> TASK GOAL
Copy out every record below exactly as written, but leave out any pictures.
- Opening Delimiter -
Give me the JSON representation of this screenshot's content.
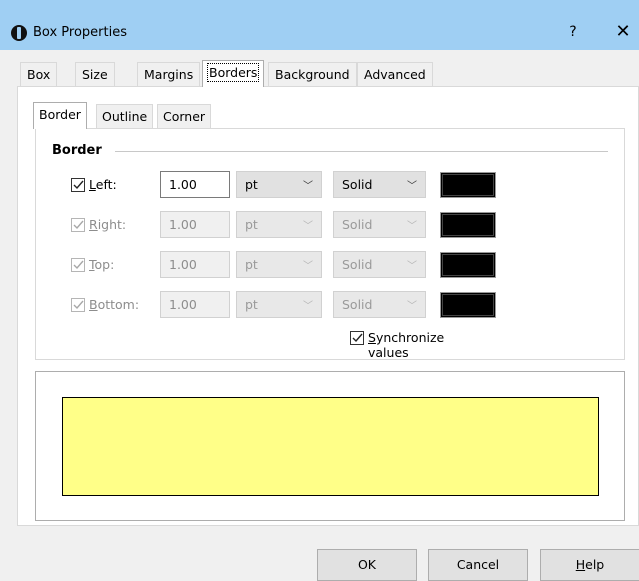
{
  "window": {
    "title": "Box Properties",
    "help_symbol": "?",
    "close_symbol": "✕",
    "app_icon": "info-icon"
  },
  "tabs": [
    "Box",
    "Size",
    "Margins",
    "Borders",
    "Background",
    "Advanced"
  ],
  "active_tab": "Borders",
  "subtabs": [
    "Border",
    "Outline",
    "Corner"
  ],
  "active_subtab": "Border",
  "border_group": {
    "title": "Border",
    "rows": [
      {
        "label_u": "L",
        "label_rest": "eft:",
        "checked": true,
        "enabled": true,
        "width": "1.00",
        "unit": "pt",
        "style": "Solid",
        "color": "#000000"
      },
      {
        "label_u": "R",
        "label_rest": "ight:",
        "checked": true,
        "enabled": false,
        "width": "1.00",
        "unit": "pt",
        "style": "Solid",
        "color": "#000000"
      },
      {
        "label_u": "T",
        "label_rest": "op:",
        "checked": true,
        "enabled": false,
        "width": "1.00",
        "unit": "pt",
        "style": "Solid",
        "color": "#000000"
      },
      {
        "label_u": "B",
        "label_rest": "ottom:",
        "checked": true,
        "enabled": false,
        "width": "1.00",
        "unit": "pt",
        "style": "Solid",
        "color": "#000000"
      }
    ],
    "synchronize": {
      "label_u": "S",
      "label_rest": "ynchronize values",
      "checked": true
    }
  },
  "preview": {
    "fill_color": "#ffff88",
    "border_color": "#000000"
  },
  "buttons": {
    "ok": "OK",
    "cancel": "Cancel",
    "help_u": "H",
    "help_rest": "elp"
  }
}
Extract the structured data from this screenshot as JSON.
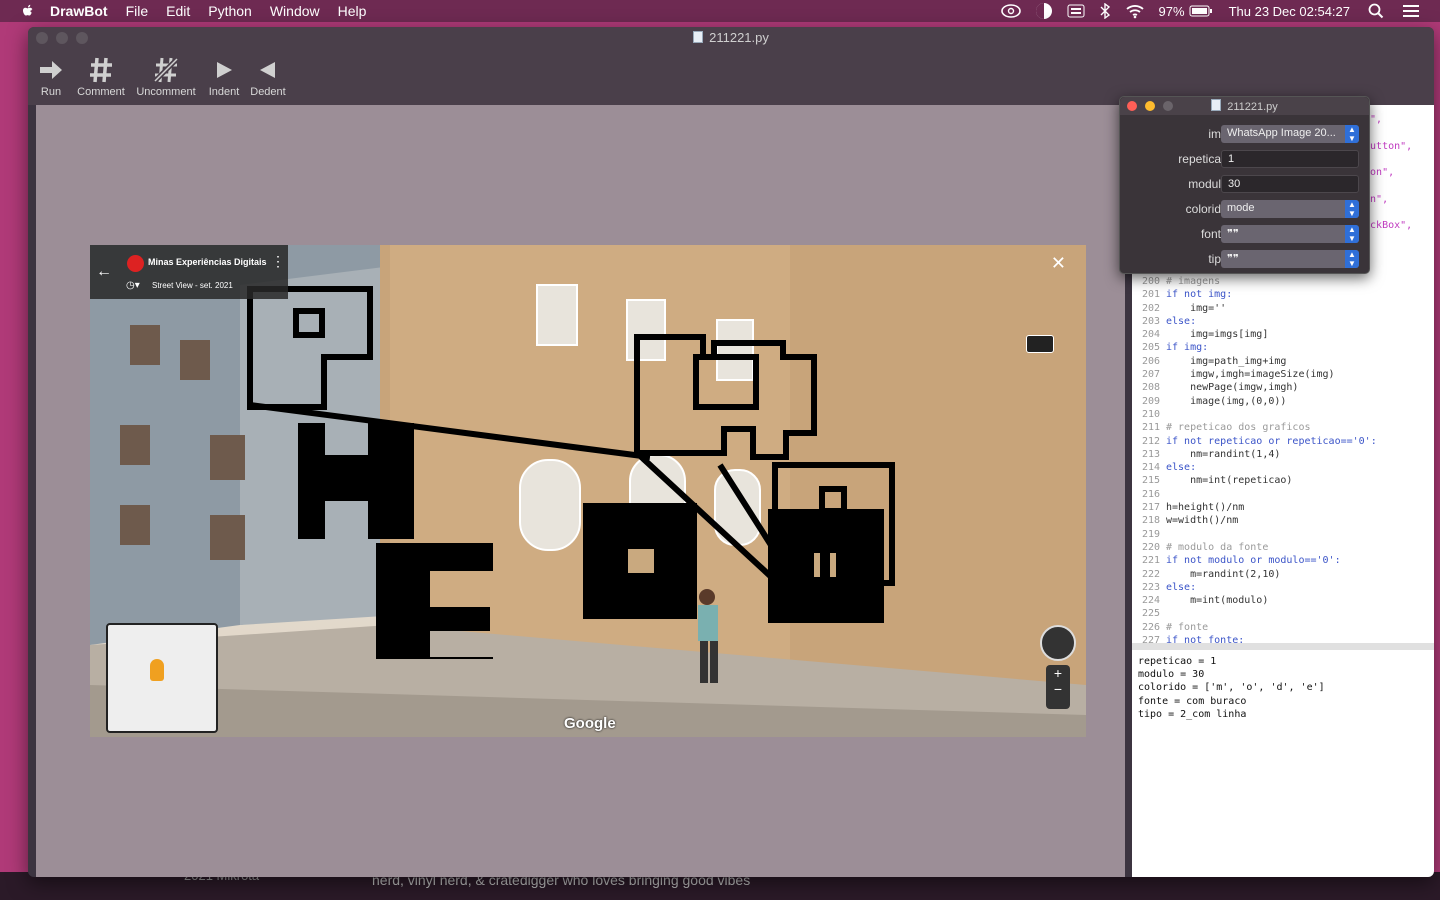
{
  "menubar": {
    "app": "DrawBot",
    "items": [
      "File",
      "Edit",
      "Python",
      "Window",
      "Help"
    ],
    "battery": "97%",
    "datetime": "Thu 23 Dec  02:54:27"
  },
  "desktop": {
    "bg_text": "nerd, vinyl nerd, & cratedigger who loves bringing good vibes",
    "bg_text2": "2021 Mikrota"
  },
  "window": {
    "title": "211221.py",
    "toolbar": [
      {
        "label": "Run",
        "icon": "run-arrow-icon"
      },
      {
        "label": "Comment",
        "icon": "hash-icon"
      },
      {
        "label": "Uncomment",
        "icon": "hash-slash-icon"
      },
      {
        "label": "Indent",
        "icon": "indent-triangle-icon"
      },
      {
        "label": "Dedent",
        "icon": "dedent-triangle-icon"
      }
    ]
  },
  "streetview": {
    "place": "Minas Experiências Digitais",
    "date": "Street View - set. 2021",
    "brand": "Google"
  },
  "panel": {
    "title": "211221.py",
    "fields": [
      {
        "label": "img:",
        "value": "WhatsApp Image 20...",
        "kind": "popup"
      },
      {
        "label": "repeticao:",
        "value": "1",
        "kind": "text"
      },
      {
        "label": "modulo:",
        "value": "30",
        "kind": "text"
      },
      {
        "label": "colorido:",
        "value": "mode",
        "kind": "popup"
      },
      {
        "label": "fonte:",
        "value": "❞❞",
        "kind": "popup"
      },
      {
        "label": "tipo:",
        "value": "❞❞",
        "kind": "popup"
      }
    ]
  },
  "code_hidden": [
    "xt\",",
    "pButton\",",
    "tton\",",
    "ton\",",
    "heckBox\","
  ],
  "code": [
    {
      "n": "200",
      "t": "# imagens"
    },
    {
      "n": "201",
      "t": "if not img:"
    },
    {
      "n": "202",
      "t": "    img=''"
    },
    {
      "n": "203",
      "t": "else:"
    },
    {
      "n": "204",
      "t": "    img=imgs[img]"
    },
    {
      "n": "205",
      "t": "if img:"
    },
    {
      "n": "206",
      "t": "    img=path_img+img"
    },
    {
      "n": "207",
      "t": "    imgw,imgh=imageSize(img)"
    },
    {
      "n": "208",
      "t": "    newPage(imgw,imgh)"
    },
    {
      "n": "209",
      "t": "    image(img,(0,0))"
    },
    {
      "n": "210",
      "t": ""
    },
    {
      "n": "211",
      "t": "# repeticao dos graficos"
    },
    {
      "n": "212",
      "t": "if not repeticao or repeticao=='0':"
    },
    {
      "n": "213",
      "t": "    nm=randint(1,4)"
    },
    {
      "n": "214",
      "t": "else:"
    },
    {
      "n": "215",
      "t": "    nm=int(repeticao)"
    },
    {
      "n": "216",
      "t": ""
    },
    {
      "n": "217",
      "t": "h=height()/nm"
    },
    {
      "n": "218",
      "t": "w=width()/nm"
    },
    {
      "n": "219",
      "t": ""
    },
    {
      "n": "220",
      "t": "# modulo da fonte"
    },
    {
      "n": "221",
      "t": "if not modulo or modulo=='0':"
    },
    {
      "n": "222",
      "t": "    m=randint(2,10)"
    },
    {
      "n": "223",
      "t": "else:"
    },
    {
      "n": "224",
      "t": "    m=int(modulo)"
    },
    {
      "n": "225",
      "t": ""
    },
    {
      "n": "226",
      "t": "# fonte"
    },
    {
      "n": "227",
      "t": "if not fonte:"
    }
  ],
  "output": [
    "repeticao = 1",
    "modulo = 30",
    "colorido = ['m', 'o', 'd', 'e']",
    "fonte = com buraco",
    "tipo = 2_com linha"
  ],
  "colors": {
    "menubar": "#6e2a52",
    "desktop": "#b03a78",
    "canvas": "#9c8e97",
    "accent": "#2f6fd8"
  }
}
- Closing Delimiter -
> EXPECTED OUTPUT
Give me the JSON representation of this screenshot's content.
{
  "window": {
    "title": "Box Properties",
    "help_symbol": "?",
    "close_symbol": "✕",
    "app_icon": "info-icon"
  },
  "tabs": [
    "Box",
    "Size",
    "Margins",
    "Borders",
    "Background",
    "Advanced"
  ],
  "active_tab": "Borders",
  "subtabs": [
    "Border",
    "Outline",
    "Corner"
  ],
  "active_subtab": "Border",
  "border_group": {
    "title": "Border",
    "rows": [
      {
        "label_u": "L",
        "label_rest": "eft:",
        "checked": true,
        "enabled": true,
        "width": "1.00",
        "unit": "pt",
        "style": "Solid",
        "color": "#000000"
      },
      {
        "label_u": "R",
        "label_rest": "ight:",
        "checked": true,
        "enabled": false,
        "width": "1.00",
        "unit": "pt",
        "style": "Solid",
        "color": "#000000"
      },
      {
        "label_u": "T",
        "label_rest": "op:",
        "checked": true,
        "enabled": false,
        "width": "1.00",
        "unit": "pt",
        "style": "Solid",
        "color": "#000000"
      },
      {
        "label_u": "B",
        "label_rest": "ottom:",
        "checked": true,
        "enabled": false,
        "width": "1.00",
        "unit": "pt",
        "style": "Solid",
        "color": "#000000"
      }
    ],
    "synchronize": {
      "label_u": "S",
      "label_rest": "ynchronize values",
      "checked": true
    }
  },
  "preview": {
    "fill_color": "#ffff88",
    "border_color": "#000000"
  },
  "buttons": {
    "ok": "OK",
    "cancel": "Cancel",
    "help_u": "H",
    "help_rest": "elp"
  }
}
Extract the structured data from this screenshot as JSON.
{
  "menubar": {
    "app": "DrawBot",
    "items": [
      "File",
      "Edit",
      "Python",
      "Window",
      "Help"
    ],
    "battery": "97%",
    "datetime": "Thu 23 Dec  02:54:27"
  },
  "desktop": {
    "bg_text": "nerd, vinyl nerd, & cratedigger who loves bringing good vibes",
    "bg_text2": "2021 Mikrota"
  },
  "window": {
    "title": "211221.py",
    "toolbar": [
      {
        "label": "Run",
        "icon": "run-arrow-icon"
      },
      {
        "label": "Comment",
        "icon": "hash-icon"
      },
      {
        "label": "Uncomment",
        "icon": "hash-slash-icon"
      },
      {
        "label": "Indent",
        "icon": "indent-triangle-icon"
      },
      {
        "label": "Dedent",
        "icon": "dedent-triangle-icon"
      }
    ]
  },
  "streetview": {
    "place": "Minas Experiências Digitais",
    "date": "Street View - set. 2021",
    "brand": "Google"
  },
  "panel": {
    "title": "211221.py",
    "fields": [
      {
        "label": "img:",
        "value": "WhatsApp Image 20...",
        "kind": "popup"
      },
      {
        "label": "repeticao:",
        "value": "1",
        "kind": "text"
      },
      {
        "label": "modulo:",
        "value": "30",
        "kind": "text"
      },
      {
        "label": "colorido:",
        "value": "mode",
        "kind": "popup"
      },
      {
        "label": "fonte:",
        "value": "❞❞",
        "kind": "popup"
      },
      {
        "label": "tipo:",
        "value": "❞❞",
        "kind": "popup"
      }
    ]
  },
  "code_hidden": [
    "xt\",",
    "pButton\",",
    "tton\",",
    "ton\",",
    "heckBox\","
  ],
  "code": [
    {
      "n": "200",
      "t": "# imagens"
    },
    {
      "n": "201",
      "t": "if not img:"
    },
    {
      "n": "202",
      "t": "    img=''"
    },
    {
      "n": "203",
      "t": "else:"
    },
    {
      "n": "204",
      "t": "    img=imgs[img]"
    },
    {
      "n": "205",
      "t": "if img:"
    },
    {
      "n": "206",
      "t": "    img=path_img+img"
    },
    {
      "n": "207",
      "t": "    imgw,imgh=imageSize(img)"
    },
    {
      "n": "208",
      "t": "    newPage(imgw,imgh)"
    },
    {
      "n": "209",
      "t": "    image(img,(0,0))"
    },
    {
      "n": "210",
      "t": ""
    },
    {
      "n": "211",
      "t": "# repeticao dos graficos"
    },
    {
      "n": "212",
      "t": "if not repeticao or repeticao=='0':"
    },
    {
      "n": "213",
      "t": "    nm=randint(1,4)"
    },
    {
      "n": "214",
      "t": "else:"
    },
    {
      "n": "215",
      "t": "    nm=int(repeticao)"
    },
    {
      "n": "216",
      "t": ""
    },
    {
      "n": "217",
      "t": "h=height()/nm"
    },
    {
      "n": "218",
      "t": "w=width()/nm"
    },
    {
      "n": "219",
      "t": ""
    },
    {
      "n": "220",
      "t": "# modulo da fonte"
    },
    {
      "n": "221",
      "t": "if not modulo or modulo=='0':"
    },
    {
      "n": "222",
      "t": "    m=randint(2,10)"
    },
    {
      "n": "223",
      "t": "else:"
    },
    {
      "n": "224",
      "t": "    m=int(modulo)"
    },
    {
      "n": "225",
      "t": ""
    },
    {
      "n": "226",
      "t": "# fonte"
    },
    {
      "n": "227",
      "t": "if not fonte:"
    }
  ],
  "output": [
    "repeticao = 1",
    "modulo = 30",
    "colorido = ['m', 'o', 'd', 'e']",
    "fonte = com buraco",
    "tipo = 2_com linha"
  ],
  "colors": {
    "menubar": "#6e2a52",
    "desktop": "#b03a78",
    "canvas": "#9c8e97",
    "accent": "#2f6fd8"
  }
}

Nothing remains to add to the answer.